<
>

Les Miles is safe, but staff changes still a possibility at LSU

BATON ROUGE, La. -- Joe Alleva and F. King Alexander answered the biggest question Saturday night, giving Les Miles the option to return as LSU’s head coach.

That does not mean, however, that LSU’s football program in 2016 will closely resemble the one that just completed a rocky November. In fact, it would be a major upset if Miles’ staff remains intact.

The question is how deep the changes will go because both coordinators and special teams coach Bradley Dale Peveto faced as much criticism as their head coach during the Tigers' recent slump.

Offensive coordinator Cam Cameron is in the final year of a three-year contract and could be made the scapegoat for the Tigers’ offensive failings down the stretch. The Tigers scored just 16.5 points per game in four November contests and statistics indicate that sophomore quarterback Brandon Harris regressed as the season continued.

“I thought up to Game 7 [Harris] was magnificent,” Miles said. “There seemed to be a pause and we haven’t quite got him back on track. There’s some work to do there.”

After Saturday’s win against Texas A&M, Miles danced around a question about whether he expected Cameron -- a longtime coaching acquaintance with whom he worked on Bo Schembechler’s staff at Michigan -- to return next season.

“I’m not answering any of those questions,” Miles said. “I want to look at statistics and do studies and I’m going to make quality decisions. I can tell you this: Thank goodness we had him tonight.”

Miles has sent mixed messages about the need to overhaul LSU's offensive approach. His one-dimensional, run-heavy scheme has drawn fire from critics who say it's an outdated philosophy, and Miles actually seemed to agree with that assessment following a Nov. 21 loss to Ole Miss.

“I don’t think there’s any question,” Miles said. “I think we’ve got a mobile quarterback, I think we’ve got a guy that can throw it and I still think we’re going to have balance, but I don’t think there’s any question that offense needs to be adapted. It needs to be fixed, adjusted.”

However, after the A&M game, Miles did not seem as interested in making major offensive changes -- not with sophomore running back Leonard Fournette returning to the backfield in 2016.

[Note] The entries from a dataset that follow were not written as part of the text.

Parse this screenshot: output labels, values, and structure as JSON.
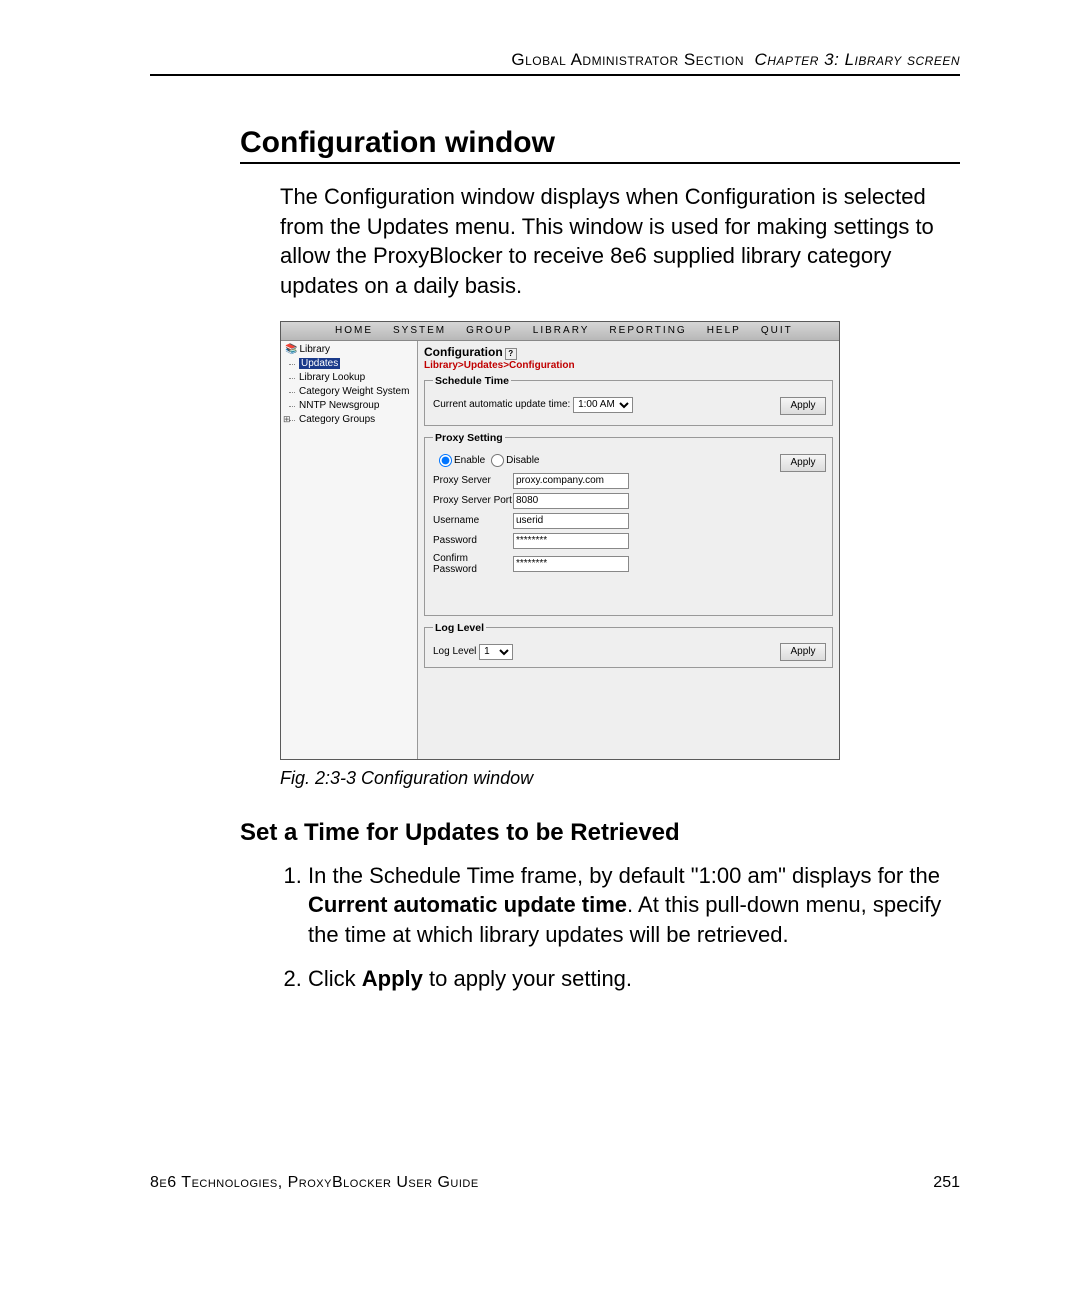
{
  "header": {
    "left": "Global Administrator Section",
    "right_prefix": "Chapter 3: ",
    "right_title": "Library screen"
  },
  "section_title": "Configuration window",
  "intro_paragraph": "The Configuration window displays when Configuration is selected from the Updates menu. This window is used for making settings to allow the ProxyBlocker to receive 8e6 supplied library category updates on a daily basis.",
  "figure_caption": "Fig. 2:3-3  Configuration window",
  "subsection_title": "Set a Time for Updates to be Retrieved",
  "steps": {
    "s1a": "In the Schedule Time frame, by default \"1:00 am\" displays for the ",
    "s1b_bold": "Current automatic update time",
    "s1c": ". At this pull-down menu, specify the time at which library updates will be retrieved.",
    "s2a": "Click ",
    "s2b_bold": "Apply",
    "s2c": " to apply your setting."
  },
  "footer": {
    "left": "8e6 Technologies, ProxyBlocker User Guide",
    "page": "251"
  },
  "app": {
    "menu": {
      "home": "HOME",
      "system": "SYSTEM",
      "group": "GROUP",
      "library": "LIBRARY",
      "reporting": "REPORTING",
      "help": "HELP",
      "quit": "QUIT"
    },
    "tree": {
      "root": "Library",
      "items": [
        "Updates",
        "Library Lookup",
        "Category Weight System",
        "NNTP Newsgroup",
        "Category Groups"
      ]
    },
    "content": {
      "title": "Configuration",
      "breadcrumb": "Library>Updates>Configuration",
      "schedule": {
        "legend": "Schedule Time",
        "label": "Current automatic update time:",
        "value": "1:00 AM",
        "apply": "Apply"
      },
      "proxy": {
        "legend": "Proxy Setting",
        "enable": "Enable",
        "disable": "Disable",
        "server_label": "Proxy Server",
        "server_value": "proxy.company.com",
        "port_label": "Proxy Server Port",
        "port_value": "8080",
        "user_label": "Username",
        "user_value": "userid",
        "pass_label": "Password",
        "pass_value": "********",
        "confirm_label": "Confirm Password",
        "confirm_value": "********",
        "apply": "Apply"
      },
      "log": {
        "legend": "Log Level",
        "label": "Log Level",
        "value": "1",
        "apply": "Apply"
      }
    }
  }
}
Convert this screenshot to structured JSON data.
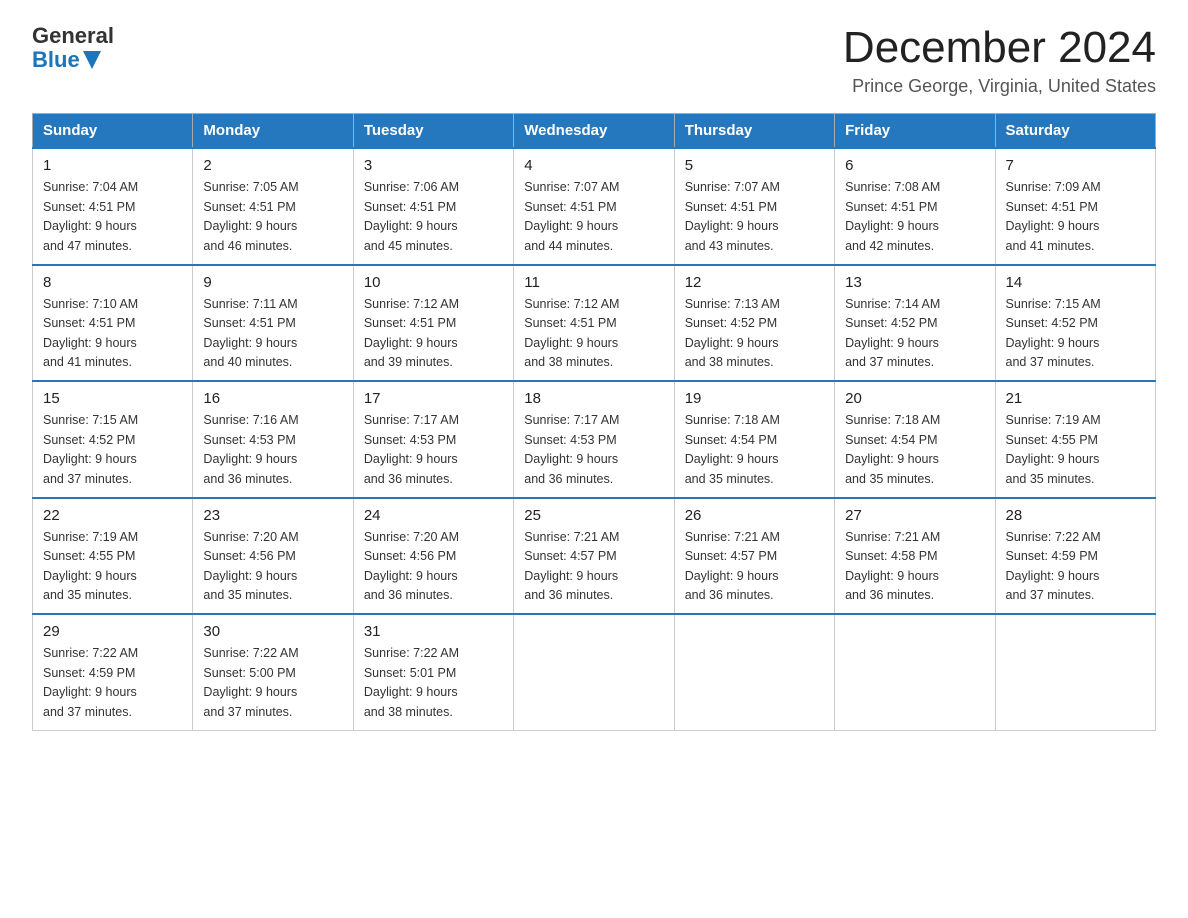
{
  "header": {
    "logo_general": "General",
    "logo_blue": "Blue",
    "title": "December 2024",
    "location": "Prince George, Virginia, United States"
  },
  "weekdays": [
    "Sunday",
    "Monday",
    "Tuesday",
    "Wednesday",
    "Thursday",
    "Friday",
    "Saturday"
  ],
  "weeks": [
    [
      {
        "day": "1",
        "sunrise": "7:04 AM",
        "sunset": "4:51 PM",
        "daylight": "9 hours and 47 minutes."
      },
      {
        "day": "2",
        "sunrise": "7:05 AM",
        "sunset": "4:51 PM",
        "daylight": "9 hours and 46 minutes."
      },
      {
        "day": "3",
        "sunrise": "7:06 AM",
        "sunset": "4:51 PM",
        "daylight": "9 hours and 45 minutes."
      },
      {
        "day": "4",
        "sunrise": "7:07 AM",
        "sunset": "4:51 PM",
        "daylight": "9 hours and 44 minutes."
      },
      {
        "day": "5",
        "sunrise": "7:07 AM",
        "sunset": "4:51 PM",
        "daylight": "9 hours and 43 minutes."
      },
      {
        "day": "6",
        "sunrise": "7:08 AM",
        "sunset": "4:51 PM",
        "daylight": "9 hours and 42 minutes."
      },
      {
        "day": "7",
        "sunrise": "7:09 AM",
        "sunset": "4:51 PM",
        "daylight": "9 hours and 41 minutes."
      }
    ],
    [
      {
        "day": "8",
        "sunrise": "7:10 AM",
        "sunset": "4:51 PM",
        "daylight": "9 hours and 41 minutes."
      },
      {
        "day": "9",
        "sunrise": "7:11 AM",
        "sunset": "4:51 PM",
        "daylight": "9 hours and 40 minutes."
      },
      {
        "day": "10",
        "sunrise": "7:12 AM",
        "sunset": "4:51 PM",
        "daylight": "9 hours and 39 minutes."
      },
      {
        "day": "11",
        "sunrise": "7:12 AM",
        "sunset": "4:51 PM",
        "daylight": "9 hours and 38 minutes."
      },
      {
        "day": "12",
        "sunrise": "7:13 AM",
        "sunset": "4:52 PM",
        "daylight": "9 hours and 38 minutes."
      },
      {
        "day": "13",
        "sunrise": "7:14 AM",
        "sunset": "4:52 PM",
        "daylight": "9 hours and 37 minutes."
      },
      {
        "day": "14",
        "sunrise": "7:15 AM",
        "sunset": "4:52 PM",
        "daylight": "9 hours and 37 minutes."
      }
    ],
    [
      {
        "day": "15",
        "sunrise": "7:15 AM",
        "sunset": "4:52 PM",
        "daylight": "9 hours and 37 minutes."
      },
      {
        "day": "16",
        "sunrise": "7:16 AM",
        "sunset": "4:53 PM",
        "daylight": "9 hours and 36 minutes."
      },
      {
        "day": "17",
        "sunrise": "7:17 AM",
        "sunset": "4:53 PM",
        "daylight": "9 hours and 36 minutes."
      },
      {
        "day": "18",
        "sunrise": "7:17 AM",
        "sunset": "4:53 PM",
        "daylight": "9 hours and 36 minutes."
      },
      {
        "day": "19",
        "sunrise": "7:18 AM",
        "sunset": "4:54 PM",
        "daylight": "9 hours and 35 minutes."
      },
      {
        "day": "20",
        "sunrise": "7:18 AM",
        "sunset": "4:54 PM",
        "daylight": "9 hours and 35 minutes."
      },
      {
        "day": "21",
        "sunrise": "7:19 AM",
        "sunset": "4:55 PM",
        "daylight": "9 hours and 35 minutes."
      }
    ],
    [
      {
        "day": "22",
        "sunrise": "7:19 AM",
        "sunset": "4:55 PM",
        "daylight": "9 hours and 35 minutes."
      },
      {
        "day": "23",
        "sunrise": "7:20 AM",
        "sunset": "4:56 PM",
        "daylight": "9 hours and 35 minutes."
      },
      {
        "day": "24",
        "sunrise": "7:20 AM",
        "sunset": "4:56 PM",
        "daylight": "9 hours and 36 minutes."
      },
      {
        "day": "25",
        "sunrise": "7:21 AM",
        "sunset": "4:57 PM",
        "daylight": "9 hours and 36 minutes."
      },
      {
        "day": "26",
        "sunrise": "7:21 AM",
        "sunset": "4:57 PM",
        "daylight": "9 hours and 36 minutes."
      },
      {
        "day": "27",
        "sunrise": "7:21 AM",
        "sunset": "4:58 PM",
        "daylight": "9 hours and 36 minutes."
      },
      {
        "day": "28",
        "sunrise": "7:22 AM",
        "sunset": "4:59 PM",
        "daylight": "9 hours and 37 minutes."
      }
    ],
    [
      {
        "day": "29",
        "sunrise": "7:22 AM",
        "sunset": "4:59 PM",
        "daylight": "9 hours and 37 minutes."
      },
      {
        "day": "30",
        "sunrise": "7:22 AM",
        "sunset": "5:00 PM",
        "daylight": "9 hours and 37 minutes."
      },
      {
        "day": "31",
        "sunrise": "7:22 AM",
        "sunset": "5:01 PM",
        "daylight": "9 hours and 38 minutes."
      },
      null,
      null,
      null,
      null
    ]
  ],
  "labels": {
    "sunrise": "Sunrise:",
    "sunset": "Sunset:",
    "daylight": "Daylight:"
  }
}
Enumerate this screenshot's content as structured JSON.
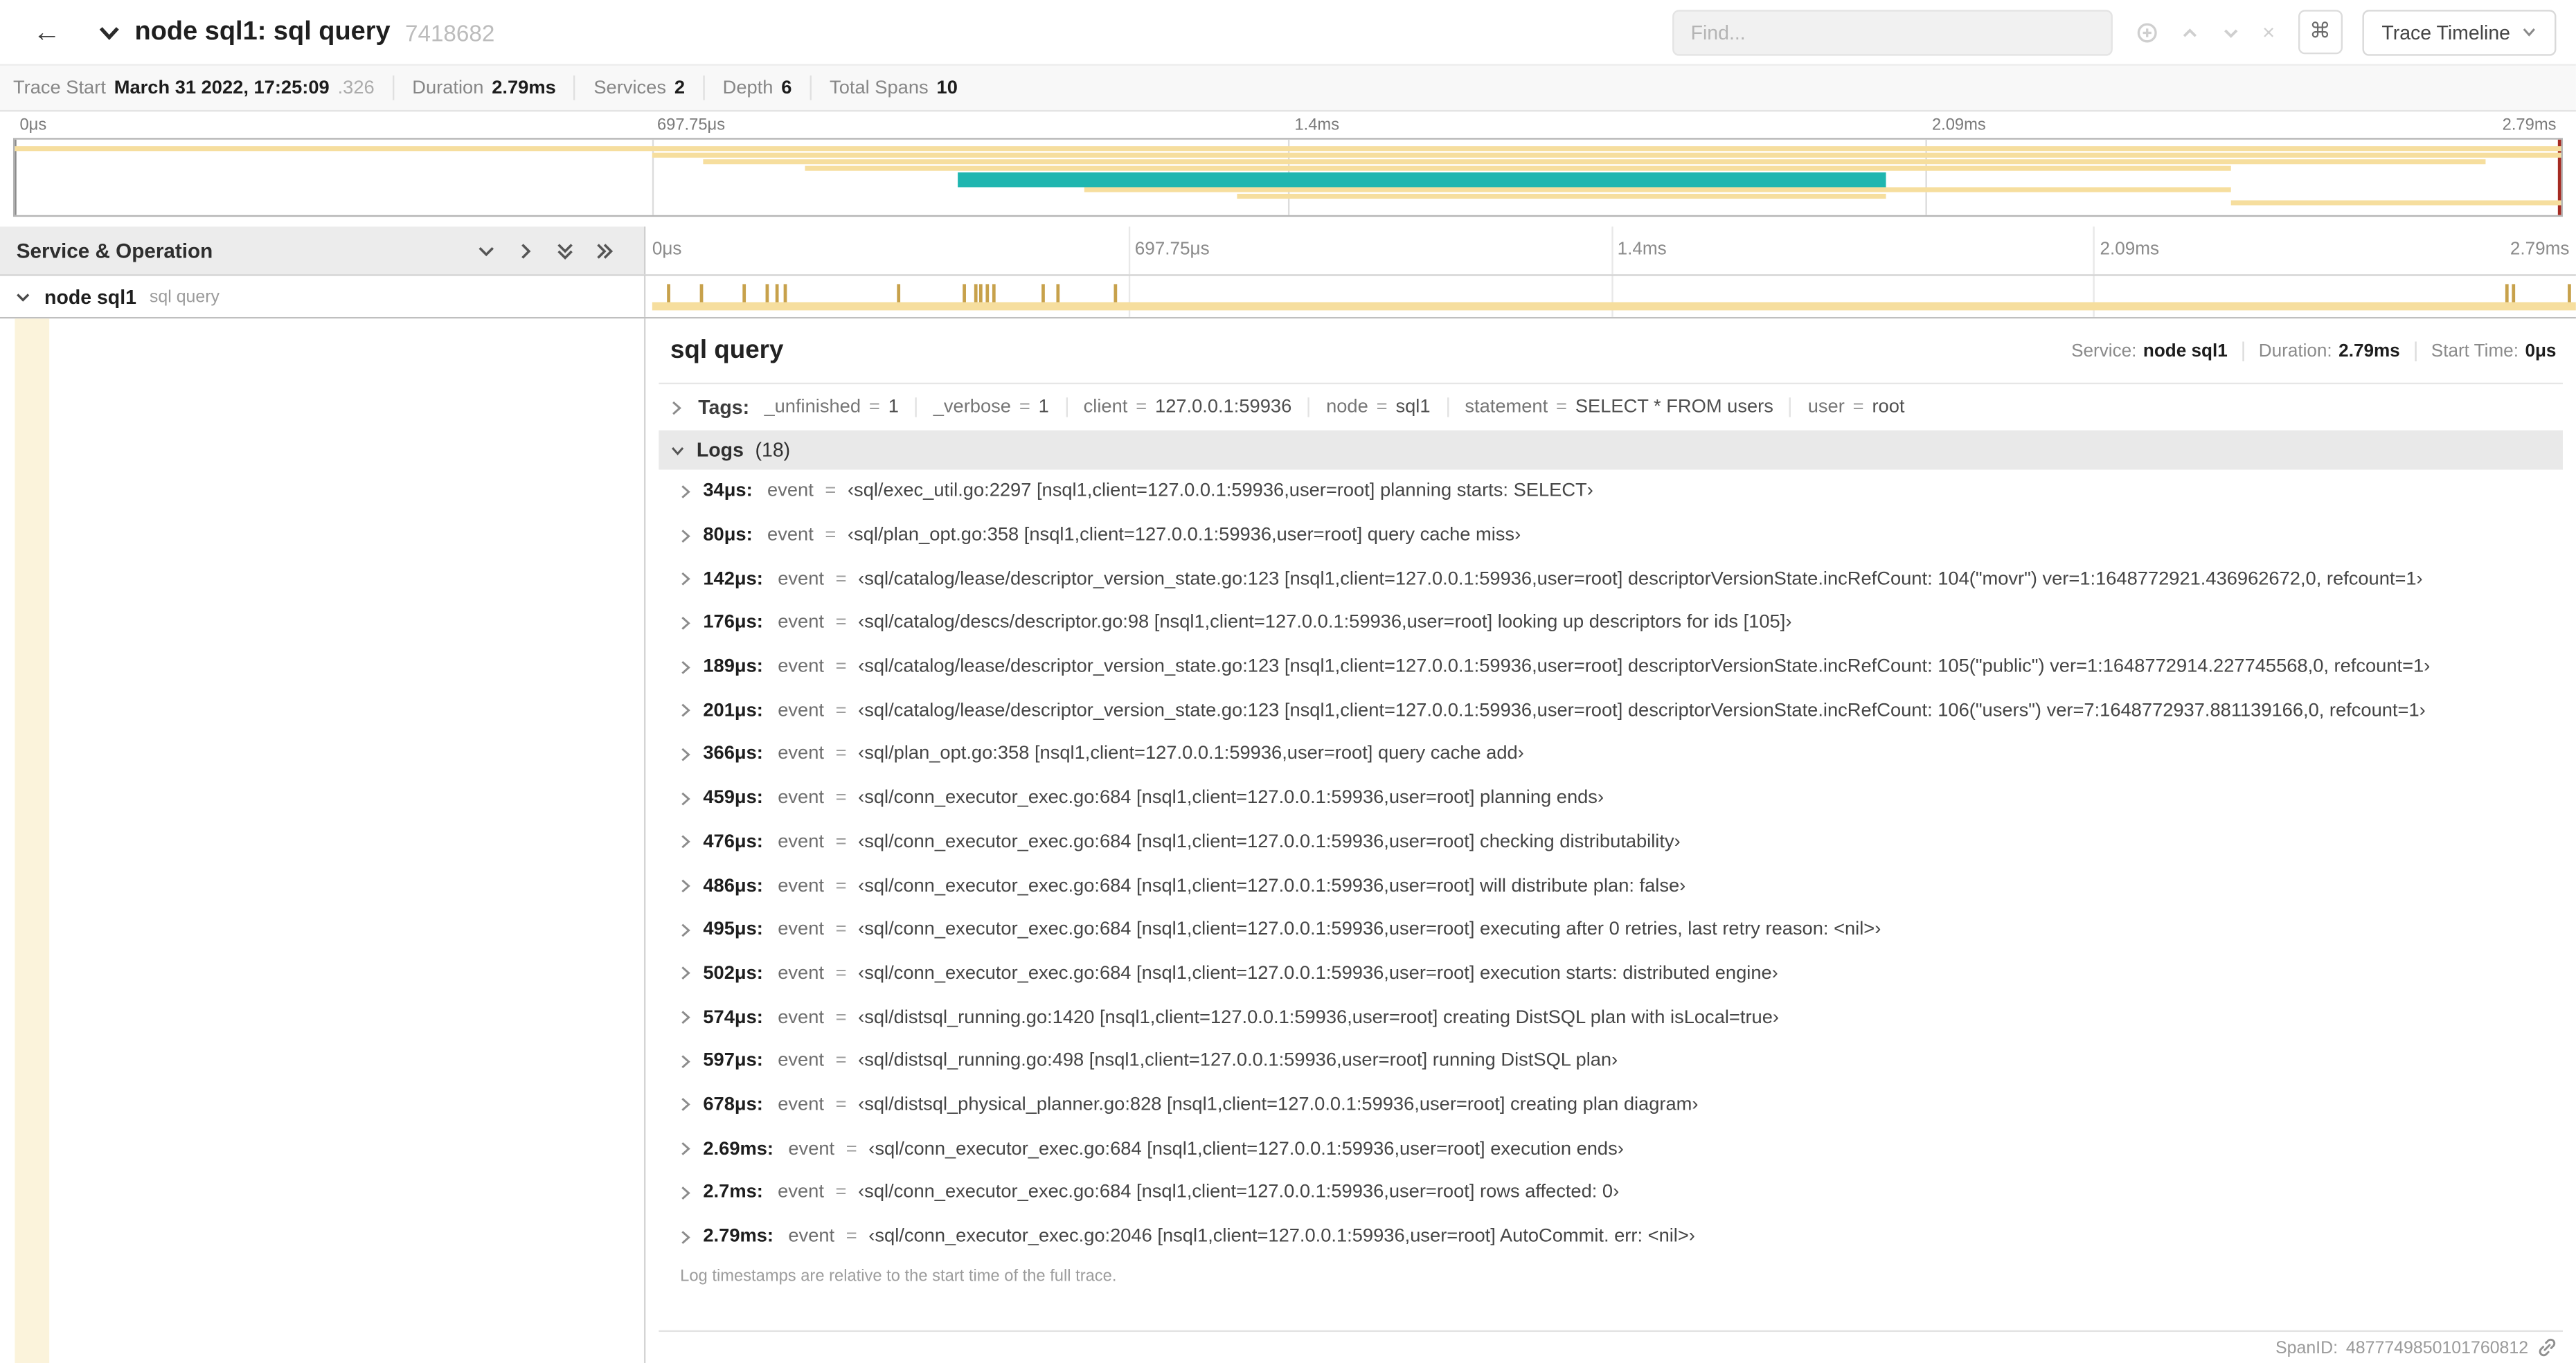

“A serious overhaul of the offense, does that include Leonard Fournette? Are we taking the running game out of the offense? Oh, OK, so then basically there’s not a serious overhaul because the motor seems to be pretty stinking strong,” Miles said. “Offensive line, protection-wise, was tremendous tonight. Do you want to consider change? You betcha. I think ‘serious overhaul’ is appropriate, but would be a little much.”

Defensive coordinator Kevin Steele has another year on a contract that pays him $1 million per season, but LSU’s defense was inconsistent for much of his first season replacing close friend John Chavis. The Tigers rank 25th nationally in total defense (342.5 YPG) and 45th in scoring defense (24 PPG), and yet Steele’s defenders had an unfortunate habit of getting out of position and surrendering long touchdowns for much of the season.

Peveto, in the second season of his second run as a Miles assistant, leads a dysfunctional special teams unit. The Tigers have covered kicks more effectively in recent weeks, but they were atrocious in that department in the first half of the season. Punter Jamie Keehn has been inconsistent for much of the season -- he’s 72nd nationally in punting average (40.9) after ranking 10th last year (44.9) -- and while place-kicker Trent Domingue was rock solid for most of the fall, he has missed four of his past seven field goal tries.

Peveto has one year remaining on a three-year contract that would pay him $450,000 in 2016.

Miles found out for sure that he would return next season only after leaving the team’s on-field victory celebration Saturday, so he likely needed time to digest the events of a whirlwind week before moving on to formal staff evaluations.

However, he said staff changes would be “a natural contemplation” even if he stopped short of making any definitive statements.

“When you have change, there is staff change,” Miles said. “But sometimes there isn’t.”